• Your goal:
Reproduce the lines below exactly. Skip images.

Interface dataset entries:

§ §

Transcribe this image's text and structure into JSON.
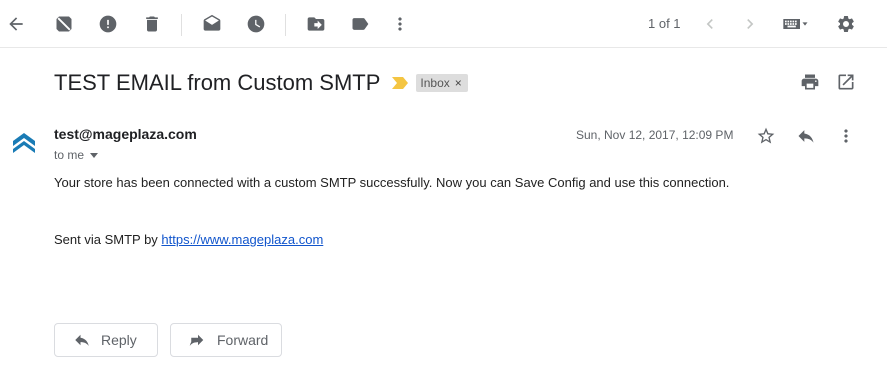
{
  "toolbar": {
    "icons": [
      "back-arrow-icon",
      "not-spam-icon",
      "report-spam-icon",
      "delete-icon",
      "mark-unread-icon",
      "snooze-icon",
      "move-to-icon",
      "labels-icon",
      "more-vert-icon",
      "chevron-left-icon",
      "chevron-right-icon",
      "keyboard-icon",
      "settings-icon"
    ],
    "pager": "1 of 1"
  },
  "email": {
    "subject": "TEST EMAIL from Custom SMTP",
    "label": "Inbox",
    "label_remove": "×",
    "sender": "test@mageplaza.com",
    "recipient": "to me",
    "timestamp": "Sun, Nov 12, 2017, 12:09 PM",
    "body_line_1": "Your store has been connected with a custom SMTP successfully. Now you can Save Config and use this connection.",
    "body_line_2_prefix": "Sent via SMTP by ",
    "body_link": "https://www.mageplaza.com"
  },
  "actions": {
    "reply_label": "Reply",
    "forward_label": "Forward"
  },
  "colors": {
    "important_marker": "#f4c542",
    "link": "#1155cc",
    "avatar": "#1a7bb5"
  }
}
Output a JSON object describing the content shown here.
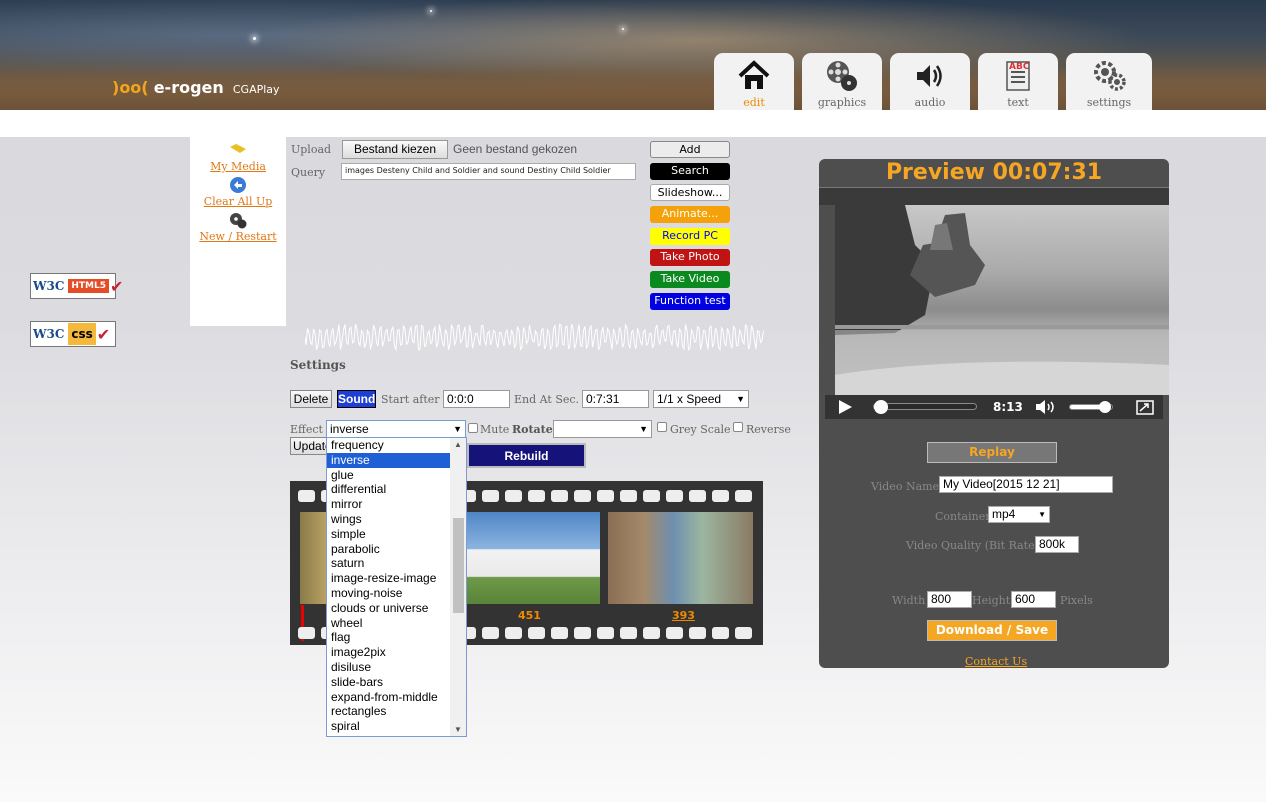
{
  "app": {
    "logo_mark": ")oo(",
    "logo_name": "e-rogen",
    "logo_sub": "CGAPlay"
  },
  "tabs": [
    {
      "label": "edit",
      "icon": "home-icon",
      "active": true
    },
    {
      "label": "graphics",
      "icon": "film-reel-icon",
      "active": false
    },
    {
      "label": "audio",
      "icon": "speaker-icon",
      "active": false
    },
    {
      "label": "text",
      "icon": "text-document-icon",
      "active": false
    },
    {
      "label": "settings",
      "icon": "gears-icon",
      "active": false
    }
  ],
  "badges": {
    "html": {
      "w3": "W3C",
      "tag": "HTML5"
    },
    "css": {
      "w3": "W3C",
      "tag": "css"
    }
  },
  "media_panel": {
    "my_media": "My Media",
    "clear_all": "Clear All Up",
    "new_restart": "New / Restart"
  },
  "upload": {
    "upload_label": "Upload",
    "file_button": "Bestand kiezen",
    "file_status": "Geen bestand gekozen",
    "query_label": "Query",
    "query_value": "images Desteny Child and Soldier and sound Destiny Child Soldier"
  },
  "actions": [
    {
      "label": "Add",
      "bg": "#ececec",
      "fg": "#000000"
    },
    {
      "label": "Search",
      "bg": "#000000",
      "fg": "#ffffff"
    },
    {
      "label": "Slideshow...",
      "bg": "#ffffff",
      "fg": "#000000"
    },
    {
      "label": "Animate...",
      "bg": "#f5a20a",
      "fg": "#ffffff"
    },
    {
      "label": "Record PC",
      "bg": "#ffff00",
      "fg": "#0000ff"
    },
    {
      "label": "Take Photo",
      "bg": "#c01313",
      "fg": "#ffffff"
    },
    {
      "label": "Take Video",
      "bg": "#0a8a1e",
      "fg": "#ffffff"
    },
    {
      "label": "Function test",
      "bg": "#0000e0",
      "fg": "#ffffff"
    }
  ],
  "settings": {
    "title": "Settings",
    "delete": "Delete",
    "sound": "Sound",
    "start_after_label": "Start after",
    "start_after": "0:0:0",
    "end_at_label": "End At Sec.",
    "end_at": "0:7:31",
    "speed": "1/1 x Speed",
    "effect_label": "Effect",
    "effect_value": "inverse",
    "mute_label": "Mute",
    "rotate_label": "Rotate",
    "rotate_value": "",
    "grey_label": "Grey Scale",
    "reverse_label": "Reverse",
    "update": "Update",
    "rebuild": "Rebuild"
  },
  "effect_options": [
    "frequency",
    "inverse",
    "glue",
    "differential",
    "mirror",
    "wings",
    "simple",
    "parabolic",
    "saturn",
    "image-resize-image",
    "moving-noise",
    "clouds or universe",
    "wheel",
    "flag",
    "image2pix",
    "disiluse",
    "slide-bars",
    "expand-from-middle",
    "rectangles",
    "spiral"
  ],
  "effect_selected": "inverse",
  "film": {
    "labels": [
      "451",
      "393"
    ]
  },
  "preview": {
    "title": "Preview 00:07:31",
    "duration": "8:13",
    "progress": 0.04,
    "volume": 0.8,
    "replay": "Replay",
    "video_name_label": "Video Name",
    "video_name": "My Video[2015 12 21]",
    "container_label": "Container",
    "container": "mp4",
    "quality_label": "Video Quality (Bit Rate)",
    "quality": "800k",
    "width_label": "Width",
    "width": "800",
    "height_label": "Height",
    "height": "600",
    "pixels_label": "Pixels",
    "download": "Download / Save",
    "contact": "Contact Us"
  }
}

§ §

• Result of this exercise:
Transcribe this image's text and structure into JSON.
{
  "toolbar": {
    "icons": [
      "back-arrow-icon",
      "not-spam-icon",
      "report-spam-icon",
      "delete-icon",
      "mark-unread-icon",
      "snooze-icon",
      "move-to-icon",
      "labels-icon",
      "more-vert-icon",
      "chevron-left-icon",
      "chevron-right-icon",
      "keyboard-icon",
      "settings-icon"
    ],
    "pager": "1 of 1"
  },
  "email": {
    "subject": "TEST EMAIL from Custom SMTP",
    "label": "Inbox",
    "label_remove": "×",
    "sender": "test@mageplaza.com",
    "recipient": "to me",
    "timestamp": "Sun, Nov 12, 2017, 12:09 PM",
    "body_line_1": "Your store has been connected with a custom SMTP successfully. Now you can Save Config and use this connection.",
    "body_line_2_prefix": "Sent via SMTP by ",
    "body_link": "https://www.mageplaza.com"
  },
  "actions": {
    "reply_label": "Reply",
    "forward_label": "Forward"
  },
  "colors": {
    "important_marker": "#f4c542",
    "link": "#1155cc",
    "avatar": "#1a7bb5"
  }
}
Output a JSON object describing the content shown here.
{
  "app": {
    "logo_mark": ")oo(",
    "logo_name": "e-rogen",
    "logo_sub": "CGAPlay"
  },
  "tabs": [
    {
      "label": "edit",
      "icon": "home-icon",
      "active": true
    },
    {
      "label": "graphics",
      "icon": "film-reel-icon",
      "active": false
    },
    {
      "label": "audio",
      "icon": "speaker-icon",
      "active": false
    },
    {
      "label": "text",
      "icon": "text-document-icon",
      "active": false
    },
    {
      "label": "settings",
      "icon": "gears-icon",
      "active": false
    }
  ],
  "badges": {
    "html": {
      "w3": "W3C",
      "tag": "HTML5"
    },
    "css": {
      "w3": "W3C",
      "tag": "css"
    }
  },
  "media_panel": {
    "my_media": "My Media",
    "clear_all": "Clear All Up",
    "new_restart": "New / Restart"
  },
  "upload": {
    "upload_label": "Upload",
    "file_button": "Bestand kiezen",
    "file_status": "Geen bestand gekozen",
    "query_label": "Query",
    "query_value": "images Desteny Child and Soldier and sound Destiny Child Soldier"
  },
  "actions": [
    {
      "label": "Add",
      "bg": "#ececec",
      "fg": "#000000"
    },
    {
      "label": "Search",
      "bg": "#000000",
      "fg": "#ffffff"
    },
    {
      "label": "Slideshow...",
      "bg": "#ffffff",
      "fg": "#000000"
    },
    {
      "label": "Animate...",
      "bg": "#f5a20a",
      "fg": "#ffffff"
    },
    {
      "label": "Record PC",
      "bg": "#ffff00",
      "fg": "#0000ff"
    },
    {
      "label": "Take Photo",
      "bg": "#c01313",
      "fg": "#ffffff"
    },
    {
      "label": "Take Video",
      "bg": "#0a8a1e",
      "fg": "#ffffff"
    },
    {
      "label": "Function test",
      "bg": "#0000e0",
      "fg": "#ffffff"
    }
  ],
  "settings": {
    "title": "Settings",
    "delete": "Delete",
    "sound": "Sound",
    "start_after_label": "Start after",
    "start_after": "0:0:0",
    "end_at_label": "End At Sec.",
    "end_at": "0:7:31",
    "speed": "1/1 x Speed",
    "effect_label": "Effect",
    "effect_value": "inverse",
    "mute_label": "Mute",
    "rotate_label": "Rotate",
    "rotate_value": "",
    "grey_label": "Grey Scale",
    "reverse_label": "Reverse",
    "update": "Update",
    "rebuild": "Rebuild"
  },
  "effect_options": [
    "frequency",
    "inverse",
    "glue",
    "differential",
    "mirror",
    "wings",
    "simple",
    "parabolic",
    "saturn",
    "image-resize-image",
    "moving-noise",
    "clouds or universe",
    "wheel",
    "flag",
    "image2pix",
    "disiluse",
    "slide-bars",
    "expand-from-middle",
    "rectangles",
    "spiral"
  ],
  "effect_selected": "inverse",
  "film": {
    "labels": [
      "451",
      "393"
    ]
  },
  "preview": {
    "title": "Preview 00:07:31",
    "duration": "8:13",
    "progress": 0.04,
    "volume": 0.8,
    "replay": "Replay",
    "video_name_label": "Video Name",
    "video_name": "My Video[2015 12 21]",
    "container_label": "Container",
    "container": "mp4",
    "quality_label": "Video Quality (Bit Rate)",
    "quality": "800k",
    "width_label": "Width",
    "width": "800",
    "height_label": "Height",
    "height": "600",
    "pixels_label": "Pixels",
    "download": "Download / Save",
    "contact": "Contact Us"
  }
}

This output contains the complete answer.